The sweet and sour tamarind sauce balances perfectly with spicy kimchi and smoked tofu. If you don’t have a spiralizer, run a peeler along length of zucchini to make large ribbons and slice into strands with a knife to resemble noodles. Alternatively, try using a julienne peeler available at kitchen stores.
Prep time: 20 minutes
Cook time: N/A
Yields: 4 servings
3 tbsp (45ml) almond butter
2 tbsp (30ml) tamarind paste
2 tbsp (30ml) maple syrup
2 tbsp (30ml) apple cider vinegar
1 tbsp (15ml) fish sauce
2 large zucchini, spiralized (about 4 cups, 1L)
1-1/2 (375ml) cups kimchi, chopped
1 cup (250ml) diced smoked tofu
1/4 cup (60ml) cilantro leaves
1/4 cup (60ml) bean sprouts
2 tbsp (30ml) crushed peanuts
2 lime wedges
In a bowl, whisk together almond butter, tamarind paste, maple syrup, apple cider vinegar, and fish sauce. Toss with zucchini, kimchi and tofu. Divide between two plates and garnish with cilantro, bean sprouts, peanuts and lime wedges. Serve immediately.
Nutritional analysis per serving:
Calories: 206 kcal
Protein: 9 grams
Fat: 10 grams
Carbohydrate: 21.5 grams
Fibre: 5 grams
Sodium : 764.5 mg
Avocado and chia meal flour make healthy fibre rich alternatives to conventional starch and eggs in puddings. If chia meal flour is not available, simply blend chia seeds in a high powered blender or spice grinder to a flour texture. Find coconut chips in the healthy snack aisle of the health food store.
Prep time: 10 minutes
Total time: 30 minutes
Yields: 6 servings
3 (750ml) cups kefir
1 medium avocado, chopped (about 1 cup, 250ml)
1/4 cup (60ml) lime juice
1/4 cup (60ml) honey
1 tbsp (15ml) chia meal flour
1 tsp (5ml) lime zest
2 tbsp (30ml) coconut chips
2 tbsp (30ml) roasted almonds
Coconut whipped cream (optional)
In a blender, combine kefir, avocado, lime juice, honey, chia flour and lime zest and blend to a smooth texture.

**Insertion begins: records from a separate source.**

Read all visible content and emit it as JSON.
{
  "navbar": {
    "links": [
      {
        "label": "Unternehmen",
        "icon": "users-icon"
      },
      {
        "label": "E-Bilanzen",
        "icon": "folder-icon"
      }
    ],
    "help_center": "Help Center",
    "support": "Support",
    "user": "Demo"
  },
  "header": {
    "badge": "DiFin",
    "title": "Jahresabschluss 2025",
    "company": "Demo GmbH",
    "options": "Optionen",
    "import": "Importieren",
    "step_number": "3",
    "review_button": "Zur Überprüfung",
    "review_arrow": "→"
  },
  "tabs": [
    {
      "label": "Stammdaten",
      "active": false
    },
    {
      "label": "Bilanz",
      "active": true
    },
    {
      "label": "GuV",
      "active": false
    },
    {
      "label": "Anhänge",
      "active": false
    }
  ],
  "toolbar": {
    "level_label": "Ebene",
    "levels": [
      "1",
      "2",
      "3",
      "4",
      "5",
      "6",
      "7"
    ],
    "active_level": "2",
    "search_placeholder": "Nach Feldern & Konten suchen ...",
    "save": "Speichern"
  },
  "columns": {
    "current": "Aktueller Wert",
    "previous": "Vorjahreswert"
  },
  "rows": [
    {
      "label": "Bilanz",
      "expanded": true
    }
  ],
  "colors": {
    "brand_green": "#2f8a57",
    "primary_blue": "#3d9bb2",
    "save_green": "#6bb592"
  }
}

Pour into 6 glasses or bowls and chill covered for 20 minutes to set. Crush or process coconut chips and almonds together to a coarse crumb. Top puddings with coconut whipped cream and coconut almond crumbs to serve.

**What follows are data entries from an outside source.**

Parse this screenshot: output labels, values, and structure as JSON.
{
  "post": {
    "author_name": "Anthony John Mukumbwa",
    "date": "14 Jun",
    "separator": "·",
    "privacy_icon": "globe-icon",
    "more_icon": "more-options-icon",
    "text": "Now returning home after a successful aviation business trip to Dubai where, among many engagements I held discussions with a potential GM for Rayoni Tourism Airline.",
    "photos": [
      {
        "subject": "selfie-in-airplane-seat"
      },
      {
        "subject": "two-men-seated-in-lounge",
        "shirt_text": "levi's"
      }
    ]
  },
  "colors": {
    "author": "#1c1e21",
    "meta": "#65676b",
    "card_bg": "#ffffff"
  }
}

Nutritional analysis per serving:
Calories: 192 kcal
Protein: 6 grams
Fat: 10 grams
Carbohydrate: 21 grams
Fibre: 3 grams

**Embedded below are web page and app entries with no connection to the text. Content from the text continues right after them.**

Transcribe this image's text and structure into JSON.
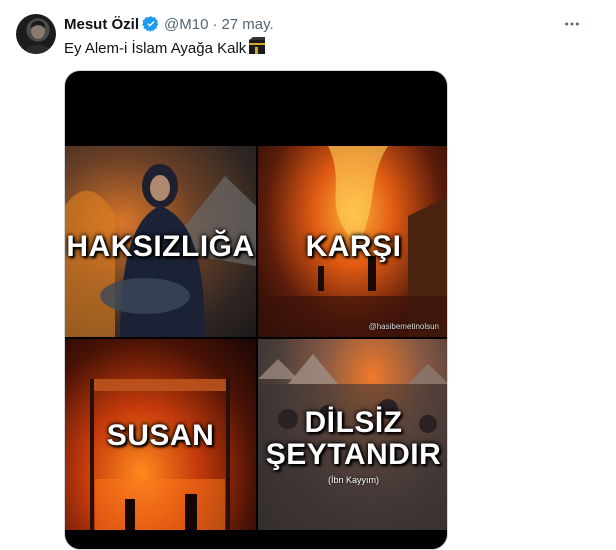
{
  "tweet": {
    "author_name": "Mesut Özil",
    "handle": "@M10",
    "separator": "·",
    "date": "27 may.",
    "text": "Ey Alem-i İslam Ayağa Kalk",
    "emoji_icon": "kaaba-icon"
  },
  "media": {
    "panels": [
      {
        "caption": "HAKSIZLIĞA"
      },
      {
        "caption": "KARŞI",
        "credit": "@hasibemetinolsun"
      },
      {
        "caption": "SUSAN"
      },
      {
        "caption_line1": "DİLSİZ",
        "caption_line2": "ŞEYTANDIR",
        "credit": "(İbn Kayyım)"
      }
    ]
  },
  "colors": {
    "text_primary": "#0f1419",
    "text_secondary": "#536471",
    "verified_blue": "#1d9bf0",
    "border": "#cfd9de"
  }
}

Sodium: 60 mg
To kickstart your New Year’s health regime, we have compiled the top new trends for natural living in 2015. This year’s exciting new approaches to natural health will span from multi-functional and integrative products like oils and fermented foods, to high-quality supplements and effective certifications.
Here are the key trends shaking up the market this year:
New and interesting oils offering health benefits
The war on fat has taken a crucial turn and Canadians increasingly appreciate the role that certain healthy fats play in boosting our health. In 2015, look forward to seeing a growing number of healthy oil options taking Canada by storm.
Natural health products with a focus on digestion
Leaky gut… It’s a nasty name and although this concept, officially termed “intestinal permeability”, is still in its infancy, it is quickly becoming a buzz word with implications ranging from digestion to brain health.
Fermentation goes mainstream
The trend of supporting digestion and immunity is also extending to fermented foods, which are no longer limited to last year’s trendy kimchi, tempeh and sauerkraut. This year, natural health lovers will begin to find a wider variety of new foods in different fermented forms.
Pumpkin – not just for autumn decor
Natural health experts are in agreement that there is a new superfood to look out for in 2015: pumpkin. From pumpkin seeds to oil, this nutrient-rich superfood will earn its name among natural health lovers for its benefits in healthy reproduction, immune system support, and vision.
Product Certifications – Organic and GMO-free
Canadians consistently support labelling of foods containing Genetically Modified Organisms (GMOs), citing consumers’ right to know where food comes from and the impact its production has on the environment. While the debate surrounding GMO foods continues, suppliers are increasingly stepping up to the plate and offering certified organic products, which is an assurance that foods are produced without the use of GMOs. This trend will continue throughout 2015 in response to consumers’ demand to know what is in their food, and increased labelling activism in Canada.